Now everything is cut out!
The Sewing is divided into two parts, First the applique and Second the Binding.
Take the cut out applique design and peel away the paper revealing a shinny glue.
Carefully center this onto your top hot pad piece and then press using minimal stem.
Now you need to make your "quilt sandwich" (as my professor would say). Place your now appliqued piece (the bottom piece) right side down. Then place your batting piece and finally the appliqued piece with the right side up. Making sure that there is batting sticking out on all sides.
Now pin the layers together using safety pins. Why safety pins? Well when you are making a large quilt you will need to pin all over the quilt and move it and work with it and you don't want to get pricked by those sharp pins.
Now you are ready to edge stitch around the bird. To edge stitch you try to stitch as close to the edge as possible. It sounds easier than it is, try to find a spot to train your eye like a line on the presser foot or machine and sew slow especially on curves. If you are nervous practice on a sample.
The bird with the edge stitching.
Now that the edge stitching has glued the layers together you can trim the excess batting to prepare the piece for binding.
The first thing you need to do is combine the binding strips if you have multiple strips. To do this you overlap the the ends of your strips right sides together forming an L making sure to match edges as below.
Now you place a diagonal line across one of the strips using a ruler and tailor's chalk.
You then pin the two pieces together making sure the edges are still lined up. And then use the chalk line as your stitching line.
Creating a diagonal seam instead of a straight one. Press the seam open.
And trim down the seam allowances.
Repeat until you have combined all of your pieces. I only had to do this once since the hot pad is so small but for a real quilt you do it over and over again. When all pieces are combined fold and press your strip in half.
Now you are ready to figure out your seam allowance for your binding. To do this carefully pin the binding strip to the back of the hot pad part placing the pin where you think the seam allowance should be matching edges.
Now fold the strip over to the right side and see if the strip covers the pin. In the picture below the strip does not cover the pin. This means your seam allowance is too wide because we want the strip to cover the pin as this will mean your future stitching will be covered.
Once you have figured out your correct seam allowance (usually a little less than the desired binding width to account for the turn of cloth) use page two of this french binding tutorial (also great if you get confused in my binding section) by lily street quilts to start your binding until you reach a corner. At the corner measure in from the edge the amount of your seam allowance and place a pin there.
And then stitch from the start to the pin stopping at the pin not sewing to the edge.

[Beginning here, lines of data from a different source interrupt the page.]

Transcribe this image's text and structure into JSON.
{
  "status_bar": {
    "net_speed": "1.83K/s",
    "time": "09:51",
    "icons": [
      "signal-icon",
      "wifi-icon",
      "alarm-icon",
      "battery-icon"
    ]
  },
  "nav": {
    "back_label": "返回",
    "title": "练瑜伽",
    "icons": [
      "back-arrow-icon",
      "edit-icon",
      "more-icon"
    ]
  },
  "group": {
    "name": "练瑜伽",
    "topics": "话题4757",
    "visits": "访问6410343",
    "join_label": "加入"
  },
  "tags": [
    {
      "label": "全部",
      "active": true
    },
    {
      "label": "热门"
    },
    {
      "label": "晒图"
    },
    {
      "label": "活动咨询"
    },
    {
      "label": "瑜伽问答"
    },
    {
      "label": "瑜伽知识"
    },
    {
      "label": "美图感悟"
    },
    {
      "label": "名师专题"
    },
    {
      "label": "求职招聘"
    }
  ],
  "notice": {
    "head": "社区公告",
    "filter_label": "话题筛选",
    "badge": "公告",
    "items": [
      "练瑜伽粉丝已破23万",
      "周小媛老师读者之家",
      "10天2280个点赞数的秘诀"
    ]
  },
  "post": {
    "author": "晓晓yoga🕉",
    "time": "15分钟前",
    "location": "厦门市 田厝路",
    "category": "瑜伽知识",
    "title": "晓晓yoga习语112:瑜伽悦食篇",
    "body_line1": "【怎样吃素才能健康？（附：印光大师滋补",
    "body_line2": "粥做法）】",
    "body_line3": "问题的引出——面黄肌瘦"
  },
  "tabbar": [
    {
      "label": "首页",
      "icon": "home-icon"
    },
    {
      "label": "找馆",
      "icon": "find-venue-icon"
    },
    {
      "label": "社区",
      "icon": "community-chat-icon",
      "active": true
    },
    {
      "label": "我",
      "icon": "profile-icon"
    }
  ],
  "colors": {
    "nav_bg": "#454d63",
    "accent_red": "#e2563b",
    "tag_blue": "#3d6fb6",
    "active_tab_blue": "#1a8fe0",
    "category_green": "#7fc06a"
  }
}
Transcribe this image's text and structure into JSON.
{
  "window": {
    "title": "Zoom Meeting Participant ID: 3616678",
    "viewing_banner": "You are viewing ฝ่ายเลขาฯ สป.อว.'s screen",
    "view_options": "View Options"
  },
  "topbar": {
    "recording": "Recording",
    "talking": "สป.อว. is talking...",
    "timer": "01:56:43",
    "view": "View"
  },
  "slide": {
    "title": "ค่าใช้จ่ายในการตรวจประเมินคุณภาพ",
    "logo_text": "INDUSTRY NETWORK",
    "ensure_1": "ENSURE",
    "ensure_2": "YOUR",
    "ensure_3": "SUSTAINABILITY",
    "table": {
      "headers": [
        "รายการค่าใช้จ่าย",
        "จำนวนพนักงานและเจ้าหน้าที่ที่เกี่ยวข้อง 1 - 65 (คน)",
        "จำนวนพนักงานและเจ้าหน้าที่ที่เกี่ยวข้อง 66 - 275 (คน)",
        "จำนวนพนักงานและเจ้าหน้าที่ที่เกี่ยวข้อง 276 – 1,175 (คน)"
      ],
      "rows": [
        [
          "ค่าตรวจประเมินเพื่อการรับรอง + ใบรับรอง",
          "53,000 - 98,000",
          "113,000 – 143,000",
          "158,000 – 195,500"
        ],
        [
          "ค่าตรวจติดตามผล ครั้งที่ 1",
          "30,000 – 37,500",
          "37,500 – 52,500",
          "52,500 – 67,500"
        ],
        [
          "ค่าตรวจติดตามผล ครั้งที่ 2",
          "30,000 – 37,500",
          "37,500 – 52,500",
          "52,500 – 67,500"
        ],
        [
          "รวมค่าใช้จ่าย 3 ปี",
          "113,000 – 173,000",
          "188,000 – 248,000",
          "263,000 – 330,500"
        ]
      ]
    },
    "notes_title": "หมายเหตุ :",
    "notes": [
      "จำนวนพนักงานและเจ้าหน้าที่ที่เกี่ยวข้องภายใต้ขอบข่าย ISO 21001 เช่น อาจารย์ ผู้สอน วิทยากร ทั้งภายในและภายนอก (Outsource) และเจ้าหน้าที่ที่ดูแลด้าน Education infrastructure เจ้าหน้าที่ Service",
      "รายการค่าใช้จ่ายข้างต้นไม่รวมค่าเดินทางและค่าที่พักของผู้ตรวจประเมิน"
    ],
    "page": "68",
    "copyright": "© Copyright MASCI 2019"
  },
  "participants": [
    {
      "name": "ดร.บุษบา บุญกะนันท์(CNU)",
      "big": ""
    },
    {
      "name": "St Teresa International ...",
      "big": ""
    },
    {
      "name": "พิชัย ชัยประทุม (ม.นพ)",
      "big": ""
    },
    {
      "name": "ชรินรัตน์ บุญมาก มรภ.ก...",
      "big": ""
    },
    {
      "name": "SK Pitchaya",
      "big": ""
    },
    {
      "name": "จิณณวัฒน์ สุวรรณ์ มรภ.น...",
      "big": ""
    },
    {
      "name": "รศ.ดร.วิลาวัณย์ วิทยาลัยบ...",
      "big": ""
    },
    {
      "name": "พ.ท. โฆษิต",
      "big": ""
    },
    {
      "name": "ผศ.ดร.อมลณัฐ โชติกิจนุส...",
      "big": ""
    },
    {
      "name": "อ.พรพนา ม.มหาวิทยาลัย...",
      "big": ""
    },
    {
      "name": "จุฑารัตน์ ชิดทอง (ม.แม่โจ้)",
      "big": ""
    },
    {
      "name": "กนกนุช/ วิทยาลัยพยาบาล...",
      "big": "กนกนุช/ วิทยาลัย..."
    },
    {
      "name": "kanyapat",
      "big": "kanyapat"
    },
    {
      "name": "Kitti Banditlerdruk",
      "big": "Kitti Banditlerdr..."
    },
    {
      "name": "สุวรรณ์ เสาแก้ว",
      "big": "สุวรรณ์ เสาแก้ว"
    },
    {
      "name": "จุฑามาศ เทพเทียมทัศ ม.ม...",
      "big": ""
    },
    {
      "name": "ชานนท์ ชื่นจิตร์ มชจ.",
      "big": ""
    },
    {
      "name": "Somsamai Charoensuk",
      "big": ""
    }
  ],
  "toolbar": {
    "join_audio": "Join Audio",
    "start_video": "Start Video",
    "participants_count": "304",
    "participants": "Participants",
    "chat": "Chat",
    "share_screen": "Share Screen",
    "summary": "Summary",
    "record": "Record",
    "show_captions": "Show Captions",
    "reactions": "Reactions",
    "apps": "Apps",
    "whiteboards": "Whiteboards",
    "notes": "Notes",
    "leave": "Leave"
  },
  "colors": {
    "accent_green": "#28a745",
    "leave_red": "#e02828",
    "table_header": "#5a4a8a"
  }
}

Now fold the binding back on top of the already sewn binding.
Then fold the binding up vertically creating a diagonal fold.
Then fold the binding back to match up with the edge of the hot pad that it has not been sewn to.
Now pin the other side placing a pin marking where you need to stop on the next corner and stitch and repeat the folding method on each corner. Once you get back to the beginning.
Trim the binding so it is about a 1/2" overlapping the folded pocket that you created at the beginning.
And then tuck the end into the pocket and finish the stitching of the binding.
Now the binding has been successfully sew to the back of the hot pad you can fold the binding over to the front and start pinning it to the front making sure to measure as you pin so that you have even binding.
Then edge stitch around the binding...
And you have a completed hot pad!
As always if you have any questions or found this useful please comment! And follow if you would like to see more of my tutorials!